• [EXERCISE REQUIREMENTS]: Nothing but the records, repeated exactly, should form the response.
THE INPUT START
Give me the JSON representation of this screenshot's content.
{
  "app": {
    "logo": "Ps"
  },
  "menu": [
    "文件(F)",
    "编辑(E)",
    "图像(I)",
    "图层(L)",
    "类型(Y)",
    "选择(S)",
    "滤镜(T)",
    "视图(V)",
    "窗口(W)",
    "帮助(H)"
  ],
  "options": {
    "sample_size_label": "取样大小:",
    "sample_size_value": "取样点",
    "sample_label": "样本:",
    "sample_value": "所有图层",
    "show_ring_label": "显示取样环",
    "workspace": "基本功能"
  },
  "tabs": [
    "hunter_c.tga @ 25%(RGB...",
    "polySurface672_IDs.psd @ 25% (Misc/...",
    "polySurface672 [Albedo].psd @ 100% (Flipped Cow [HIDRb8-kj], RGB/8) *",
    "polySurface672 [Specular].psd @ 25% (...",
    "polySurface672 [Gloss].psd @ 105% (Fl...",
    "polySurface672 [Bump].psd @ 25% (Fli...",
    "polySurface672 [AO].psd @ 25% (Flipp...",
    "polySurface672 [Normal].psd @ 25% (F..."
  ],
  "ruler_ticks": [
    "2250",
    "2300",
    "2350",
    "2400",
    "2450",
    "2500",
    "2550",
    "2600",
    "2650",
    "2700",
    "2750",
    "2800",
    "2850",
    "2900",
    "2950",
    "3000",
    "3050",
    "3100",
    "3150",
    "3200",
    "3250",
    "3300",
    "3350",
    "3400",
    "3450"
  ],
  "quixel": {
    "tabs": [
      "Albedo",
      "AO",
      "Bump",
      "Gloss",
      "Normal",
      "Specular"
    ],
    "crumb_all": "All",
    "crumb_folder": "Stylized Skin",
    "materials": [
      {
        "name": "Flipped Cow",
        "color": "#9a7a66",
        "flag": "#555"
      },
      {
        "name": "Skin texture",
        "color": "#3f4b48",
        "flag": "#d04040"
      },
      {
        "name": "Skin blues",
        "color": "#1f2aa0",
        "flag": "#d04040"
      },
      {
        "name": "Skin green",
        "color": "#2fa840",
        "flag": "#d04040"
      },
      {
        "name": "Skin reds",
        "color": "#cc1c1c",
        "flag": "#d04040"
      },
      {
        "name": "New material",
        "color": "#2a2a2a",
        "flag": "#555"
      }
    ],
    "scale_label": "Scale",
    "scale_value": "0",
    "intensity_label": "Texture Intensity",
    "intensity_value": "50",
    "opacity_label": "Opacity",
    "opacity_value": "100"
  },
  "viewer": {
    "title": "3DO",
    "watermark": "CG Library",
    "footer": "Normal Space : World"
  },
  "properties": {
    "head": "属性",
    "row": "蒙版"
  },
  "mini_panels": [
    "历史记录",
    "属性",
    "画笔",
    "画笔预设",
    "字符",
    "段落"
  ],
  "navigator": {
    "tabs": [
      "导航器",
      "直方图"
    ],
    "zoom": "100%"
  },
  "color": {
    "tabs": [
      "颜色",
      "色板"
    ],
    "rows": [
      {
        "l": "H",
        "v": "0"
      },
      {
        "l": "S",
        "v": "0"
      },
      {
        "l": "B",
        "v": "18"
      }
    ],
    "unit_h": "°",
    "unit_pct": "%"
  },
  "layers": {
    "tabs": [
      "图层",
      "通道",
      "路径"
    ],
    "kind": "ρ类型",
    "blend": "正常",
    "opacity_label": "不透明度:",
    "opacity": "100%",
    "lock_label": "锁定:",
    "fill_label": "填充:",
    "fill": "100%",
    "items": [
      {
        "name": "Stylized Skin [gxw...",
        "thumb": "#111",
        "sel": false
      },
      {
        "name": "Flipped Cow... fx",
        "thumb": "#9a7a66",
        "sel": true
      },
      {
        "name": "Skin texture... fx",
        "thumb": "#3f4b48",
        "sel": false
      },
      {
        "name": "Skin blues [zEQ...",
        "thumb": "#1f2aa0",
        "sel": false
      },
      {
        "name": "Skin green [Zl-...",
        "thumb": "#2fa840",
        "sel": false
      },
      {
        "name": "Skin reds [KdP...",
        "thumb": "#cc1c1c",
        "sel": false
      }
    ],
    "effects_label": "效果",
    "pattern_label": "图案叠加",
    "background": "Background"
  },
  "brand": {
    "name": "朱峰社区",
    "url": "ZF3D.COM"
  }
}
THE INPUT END
• [SOLUTION]:
Give me the JSON representation of this screenshot's content.
{
  "app": {
    "logo": "Ps"
  },
  "menu": [
    "文件(F)",
    "编辑(E)",
    "图像(I)",
    "图层(L)",
    "类型(Y)",
    "选择(S)",
    "滤镜(T)",
    "视图(V)",
    "窗口(W)",
    "帮助(H)"
  ],
  "options": {
    "sample_size_label": "取样大小:",
    "sample_size_value": "取样点",
    "sample_label": "样本:",
    "sample_value": "所有图层",
    "show_ring_label": "显示取样环",
    "workspace": "基本功能"
  },
  "tabs": [
    "hunter_c.tga @ 25%(RGB...",
    "polySurface672_IDs.psd @ 25% (Misc/...",
    "polySurface672 [Albedo].psd @ 100% (Flipped Cow [HIDRb8-kj], RGB/8) *",
    "polySurface672 [Specular].psd @ 25% (...",
    "polySurface672 [Gloss].psd @ 105% (Fl...",
    "polySurface672 [Bump].psd @ 25% (Fli...",
    "polySurface672 [AO].psd @ 25% (Flipp...",
    "polySurface672 [Normal].psd @ 25% (F..."
  ],
  "ruler_ticks": [
    "2250",
    "2300",
    "2350",
    "2400",
    "2450",
    "2500",
    "2550",
    "2600",
    "2650",
    "2700",
    "2750",
    "2800",
    "2850",
    "2900",
    "2950",
    "3000",
    "3050",
    "3100",
    "3150",
    "3200",
    "3250",
    "3300",
    "3350",
    "3400",
    "3450"
  ],
  "quixel": {
    "tabs": [
      "Albedo",
      "AO",
      "Bump",
      "Gloss",
      "Normal",
      "Specular"
    ],
    "crumb_all": "All",
    "crumb_folder": "Stylized Skin",
    "materials": [
      {
        "name": "Flipped Cow",
        "color": "#9a7a66",
        "flag": "#555"
      },
      {
        "name": "Skin texture",
        "color": "#3f4b48",
        "flag": "#d04040"
      },
      {
        "name": "Skin blues",
        "color": "#1f2aa0",
        "flag": "#d04040"
      },
      {
        "name": "Skin green",
        "color": "#2fa840",
        "flag": "#d04040"
      },
      {
        "name": "Skin reds",
        "color": "#cc1c1c",
        "flag": "#d04040"
      },
      {
        "name": "New material",
        "color": "#2a2a2a",
        "flag": "#555"
      }
    ],
    "scale_label": "Scale",
    "scale_value": "0",
    "intensity_label": "Texture Intensity",
    "intensity_value": "50",
    "opacity_label": "Opacity",
    "opacity_value": "100"
  },
  "viewer": {
    "title": "3DO",
    "watermark": "CG Library",
    "footer": "Normal Space : World"
  },
  "properties": {
    "head": "属性",
    "row": "蒙版"
  },
  "mini_panels": [
    "历史记录",
    "属性",
    "画笔",
    "画笔预设",
    "字符",
    "段落"
  ],
  "navigator": {
    "tabs": [
      "导航器",
      "直方图"
    ],
    "zoom": "100%"
  },
  "color": {
    "tabs": [
      "颜色",
      "色板"
    ],
    "rows": [
      {
        "l": "H",
        "v": "0"
      },
      {
        "l": "S",
        "v": "0"
      },
      {
        "l": "B",
        "v": "18"
      }
    ],
    "unit_h": "°",
    "unit_pct": "%"
  },
  "layers": {
    "tabs": [
      "图层",
      "通道",
      "路径"
    ],
    "kind": "ρ类型",
    "blend": "正常",
    "opacity_label": "不透明度:",
    "opacity": "100%",
    "lock_label": "锁定:",
    "fill_label": "填充:",
    "fill": "100%",
    "items": [
      {
        "name": "Stylized Skin [gxw...",
        "thumb": "#111",
        "sel": false
      },
      {
        "name": "Flipped Cow... fx",
        "thumb": "#9a7a66",
        "sel": true
      },
      {
        "name": "Skin texture... fx",
        "thumb": "#3f4b48",
        "sel": false
      },
      {
        "name": "Skin blues [zEQ...",
        "thumb": "#1f2aa0",
        "sel": false
      },
      {
        "name": "Skin green [Zl-...",
        "thumb": "#2fa840",
        "sel": false
      },
      {
        "name": "Skin reds [KdP...",
        "thumb": "#cc1c1c",
        "sel": false
      }
    ],
    "effects_label": "效果",
    "pattern_label": "图案叠加",
    "background": "Background"
  },
  "brand": {
    "name": "朱峰社区",
    "url": "ZF3D.COM"
  }
}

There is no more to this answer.